    I just watched the video and I agreed with what you and Steve said, 99% if not 100%. However, I think some significant angles on jazz and class were not mentioned. Steve’s points about access and audience diversity are important. I would expand on his good point about the relative lack of diversity among jazz students, though, to add that access to the highest levels of college-preparatory and college jazz education, which for better or worse are the path (or a part of the path) *almost* all versatile, fully competent musicians come through, is extremely unequal with regard to class, or multi-generational family wealth and the concomitant values associated with generations of elite higher ed access plus wealth. While music schools really do their very best to raise increasing amounts for need-based scholarships to mitigate this, it’s still true — increasingly true — that families that live in wealthy suburbs and neighborhoods of large, culturally sophisticated cities are more likely to send kids to the (expensive) teachers and weekend and summer programs that prepare them to compete for admission in the best jazz schools. And jazz education is dauntingly expensive for all except those get a big scholarship. Many prospective students who *could* get a need-based scholarship are scared away by the list price, and this can slow their career through lost educational and networking opportunities. The good news is that lots of us are working hard to counter this.

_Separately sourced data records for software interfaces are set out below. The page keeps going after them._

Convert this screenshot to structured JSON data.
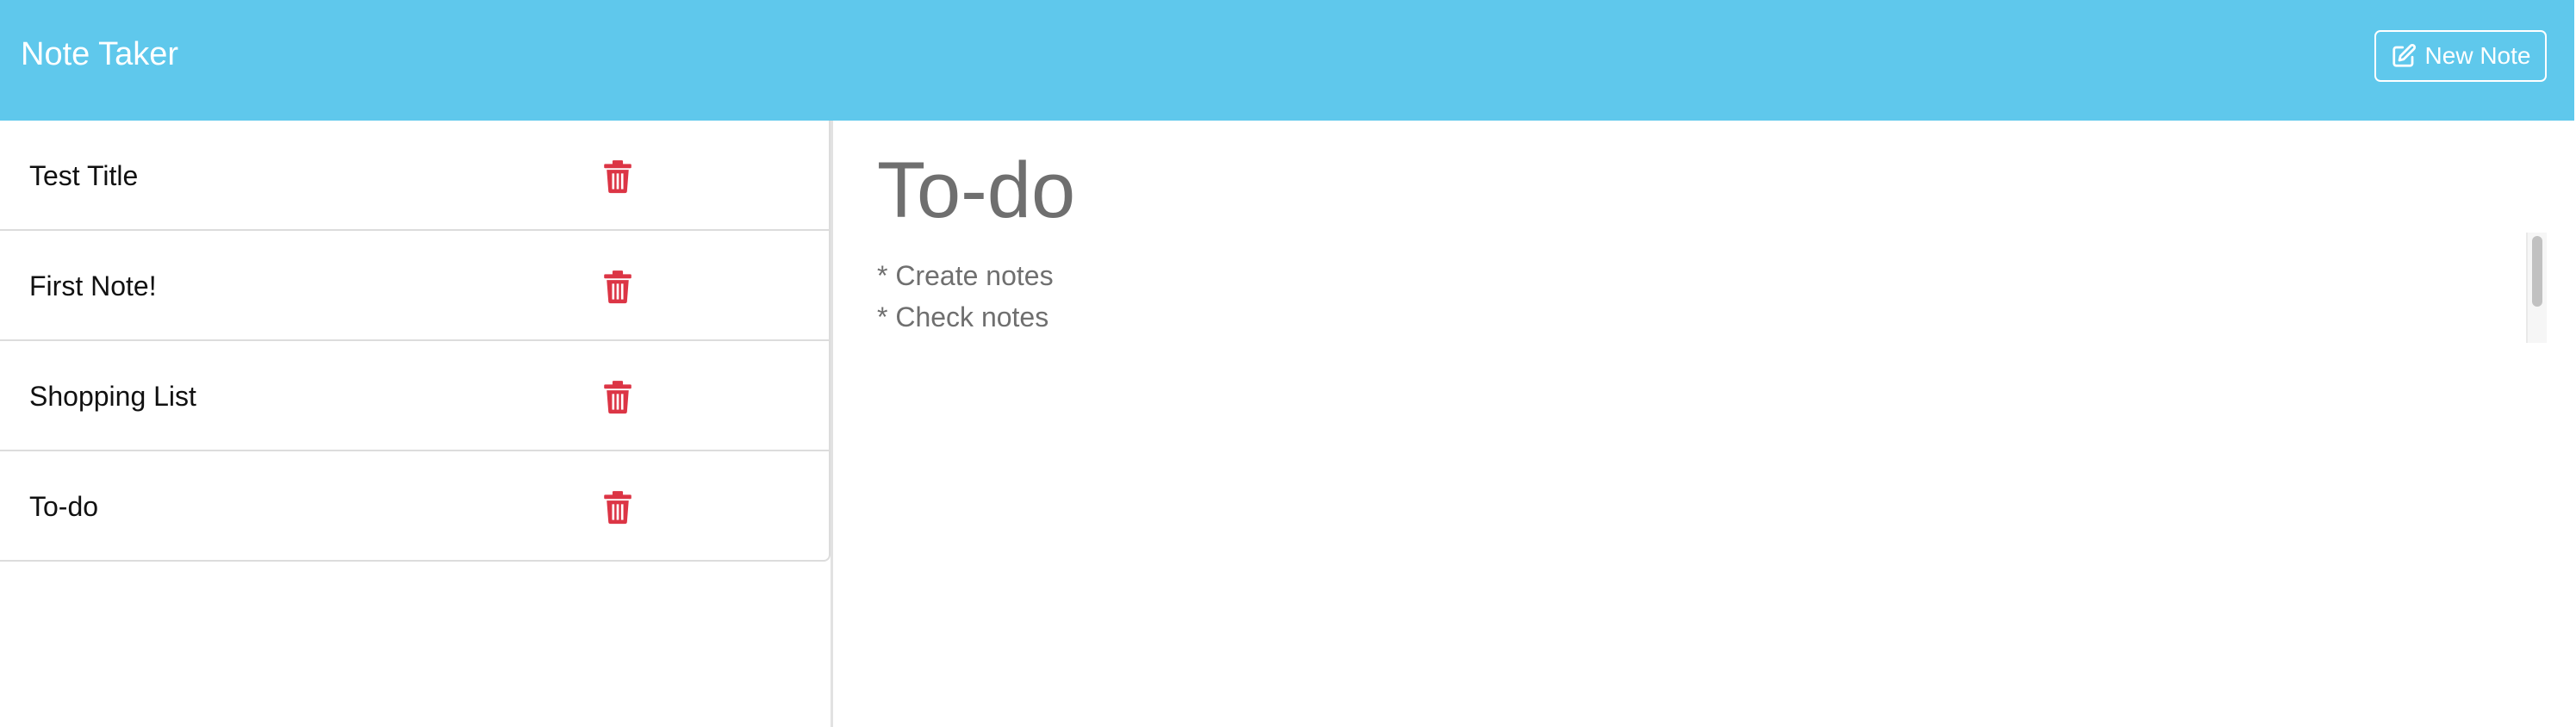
{
  "navbar": {
    "brand": "Note Taker",
    "new_note_label": "New Note",
    "background_color": "#5fc8ec",
    "new_note_icon": "edit-icon"
  },
  "notes": [
    {
      "title": "Test Title",
      "delete_icon": "trash-icon"
    },
    {
      "title": "First Note!",
      "delete_icon": "trash-icon"
    },
    {
      "title": "Shopping List",
      "delete_icon": "trash-icon"
    },
    {
      "title": "To-do",
      "delete_icon": "trash-icon"
    }
  ],
  "active_note": {
    "title": "To-do",
    "text": "* Create notes\n* Check notes"
  },
  "colors": {
    "delete": "#dc3545",
    "note_text": "#6f6f6f"
  }
}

    Then there’s the trust-fund-subsidized jazz career launch. But I’d better stop here. No one wants to talk about that. As Philip Johnston often says, “Don’t start pulling that thread or the whole thing will unravel.”